* **Task statement**: Once you have checked each line below for the word "Today", give the number of lines that have it and nothing further.

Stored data
# # # # # # #
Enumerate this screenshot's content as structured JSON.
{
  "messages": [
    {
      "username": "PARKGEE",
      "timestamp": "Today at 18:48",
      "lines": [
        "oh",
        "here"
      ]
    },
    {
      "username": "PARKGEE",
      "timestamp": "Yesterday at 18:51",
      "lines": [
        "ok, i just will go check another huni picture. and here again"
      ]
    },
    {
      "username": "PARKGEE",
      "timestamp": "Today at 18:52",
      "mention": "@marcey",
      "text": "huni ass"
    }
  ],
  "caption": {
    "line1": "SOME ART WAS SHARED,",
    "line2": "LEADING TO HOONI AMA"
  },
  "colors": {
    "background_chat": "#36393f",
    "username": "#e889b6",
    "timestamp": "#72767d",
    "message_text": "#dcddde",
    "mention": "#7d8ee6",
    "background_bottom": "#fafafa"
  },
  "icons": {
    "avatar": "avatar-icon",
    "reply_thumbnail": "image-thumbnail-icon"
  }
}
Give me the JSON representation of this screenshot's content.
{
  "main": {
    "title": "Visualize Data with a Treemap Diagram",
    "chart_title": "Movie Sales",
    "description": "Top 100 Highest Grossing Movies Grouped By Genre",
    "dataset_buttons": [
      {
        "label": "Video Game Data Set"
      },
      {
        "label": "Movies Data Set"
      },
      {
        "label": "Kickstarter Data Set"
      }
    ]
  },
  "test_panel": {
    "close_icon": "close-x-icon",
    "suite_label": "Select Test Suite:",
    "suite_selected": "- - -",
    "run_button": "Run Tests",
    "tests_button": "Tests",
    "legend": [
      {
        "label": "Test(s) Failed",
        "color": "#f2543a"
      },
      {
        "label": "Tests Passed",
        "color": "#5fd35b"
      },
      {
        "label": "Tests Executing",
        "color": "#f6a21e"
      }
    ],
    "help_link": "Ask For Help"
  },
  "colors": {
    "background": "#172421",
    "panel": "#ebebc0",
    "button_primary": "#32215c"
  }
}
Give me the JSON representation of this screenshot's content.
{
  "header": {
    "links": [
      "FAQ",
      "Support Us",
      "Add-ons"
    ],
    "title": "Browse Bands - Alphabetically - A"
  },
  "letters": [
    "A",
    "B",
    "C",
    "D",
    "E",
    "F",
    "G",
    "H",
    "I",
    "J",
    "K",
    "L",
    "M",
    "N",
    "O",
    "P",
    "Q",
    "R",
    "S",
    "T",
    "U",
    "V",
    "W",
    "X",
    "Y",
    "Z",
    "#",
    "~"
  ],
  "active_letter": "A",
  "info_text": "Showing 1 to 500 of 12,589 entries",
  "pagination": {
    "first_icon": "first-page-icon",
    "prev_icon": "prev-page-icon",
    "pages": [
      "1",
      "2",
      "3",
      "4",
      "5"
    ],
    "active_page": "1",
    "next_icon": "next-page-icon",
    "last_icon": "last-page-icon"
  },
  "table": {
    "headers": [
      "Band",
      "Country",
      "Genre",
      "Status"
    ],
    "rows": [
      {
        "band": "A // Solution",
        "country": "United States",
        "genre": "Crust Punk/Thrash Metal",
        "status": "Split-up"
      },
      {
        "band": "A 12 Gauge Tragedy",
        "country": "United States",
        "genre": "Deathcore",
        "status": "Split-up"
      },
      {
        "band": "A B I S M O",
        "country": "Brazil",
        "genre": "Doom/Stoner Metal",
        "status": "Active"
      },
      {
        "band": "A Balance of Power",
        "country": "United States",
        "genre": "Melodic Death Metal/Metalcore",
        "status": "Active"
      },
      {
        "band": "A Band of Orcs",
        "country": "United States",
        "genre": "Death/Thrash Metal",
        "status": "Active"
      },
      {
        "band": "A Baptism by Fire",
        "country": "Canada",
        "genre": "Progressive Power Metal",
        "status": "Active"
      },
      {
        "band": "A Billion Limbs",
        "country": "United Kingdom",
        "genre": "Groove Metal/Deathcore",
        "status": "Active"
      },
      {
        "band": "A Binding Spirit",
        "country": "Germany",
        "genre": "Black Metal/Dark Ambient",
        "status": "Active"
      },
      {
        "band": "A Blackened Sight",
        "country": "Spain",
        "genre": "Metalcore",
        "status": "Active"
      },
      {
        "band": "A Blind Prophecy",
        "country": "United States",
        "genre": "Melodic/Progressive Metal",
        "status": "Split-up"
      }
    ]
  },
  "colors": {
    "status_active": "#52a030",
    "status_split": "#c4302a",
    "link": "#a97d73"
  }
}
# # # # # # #
* **Answer to this exercise**: 2